[Start of section]

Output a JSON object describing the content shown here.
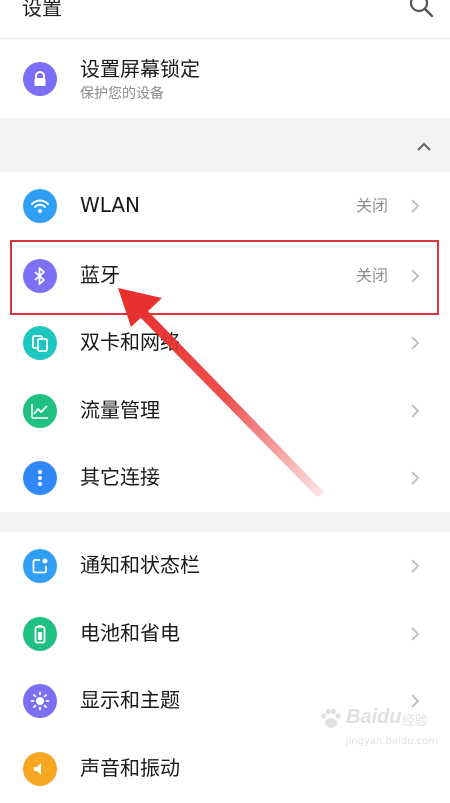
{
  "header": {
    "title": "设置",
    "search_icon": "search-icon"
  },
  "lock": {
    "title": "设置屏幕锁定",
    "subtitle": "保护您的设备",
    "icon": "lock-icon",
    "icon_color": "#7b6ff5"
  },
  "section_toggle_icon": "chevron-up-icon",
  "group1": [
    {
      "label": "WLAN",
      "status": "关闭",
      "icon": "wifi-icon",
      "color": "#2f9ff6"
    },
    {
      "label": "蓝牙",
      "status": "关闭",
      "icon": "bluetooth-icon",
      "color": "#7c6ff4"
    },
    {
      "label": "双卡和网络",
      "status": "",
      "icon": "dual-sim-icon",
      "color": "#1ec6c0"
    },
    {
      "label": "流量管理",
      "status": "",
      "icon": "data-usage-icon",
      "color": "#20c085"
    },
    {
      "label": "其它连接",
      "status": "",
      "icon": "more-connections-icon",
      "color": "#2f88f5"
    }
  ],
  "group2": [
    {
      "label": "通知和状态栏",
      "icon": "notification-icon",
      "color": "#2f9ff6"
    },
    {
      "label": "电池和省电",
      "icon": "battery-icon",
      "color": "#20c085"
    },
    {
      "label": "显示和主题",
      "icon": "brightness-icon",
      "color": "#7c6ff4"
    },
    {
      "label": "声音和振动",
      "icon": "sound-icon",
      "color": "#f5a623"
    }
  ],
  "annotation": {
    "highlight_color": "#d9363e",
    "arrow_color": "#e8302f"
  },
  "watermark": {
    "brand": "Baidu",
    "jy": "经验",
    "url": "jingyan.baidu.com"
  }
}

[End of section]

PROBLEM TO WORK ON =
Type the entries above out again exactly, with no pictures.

SOLUTION TO THIS PROBLEM =
Output a JSON object describing the content shown here.
{
  "header": {
    "title": "设置",
    "search_icon": "search-icon"
  },
  "lock": {
    "title": "设置屏幕锁定",
    "subtitle": "保护您的设备",
    "icon": "lock-icon",
    "icon_color": "#7b6ff5"
  },
  "section_toggle_icon": "chevron-up-icon",
  "group1": [
    {
      "label": "WLAN",
      "status": "关闭",
      "icon": "wifi-icon",
      "color": "#2f9ff6"
    },
    {
      "label": "蓝牙",
      "status": "关闭",
      "icon": "bluetooth-icon",
      "color": "#7c6ff4"
    },
    {
      "label": "双卡和网络",
      "status": "",
      "icon": "dual-sim-icon",
      "color": "#1ec6c0"
    },
    {
      "label": "流量管理",
      "status": "",
      "icon": "data-usage-icon",
      "color": "#20c085"
    },
    {
      "label": "其它连接",
      "status": "",
      "icon": "more-connections-icon",
      "color": "#2f88f5"
    }
  ],
  "group2": [
    {
      "label": "通知和状态栏",
      "icon": "notification-icon",
      "color": "#2f9ff6"
    },
    {
      "label": "电池和省电",
      "icon": "battery-icon",
      "color": "#20c085"
    },
    {
      "label": "显示和主题",
      "icon": "brightness-icon",
      "color": "#7c6ff4"
    },
    {
      "label": "声音和振动",
      "icon": "sound-icon",
      "color": "#f5a623"
    }
  ],
  "annotation": {
    "highlight_color": "#d9363e",
    "arrow_color": "#e8302f"
  },
  "watermark": {
    "brand": "Baidu",
    "jy": "经验",
    "url": "jingyan.baidu.com"
  }
}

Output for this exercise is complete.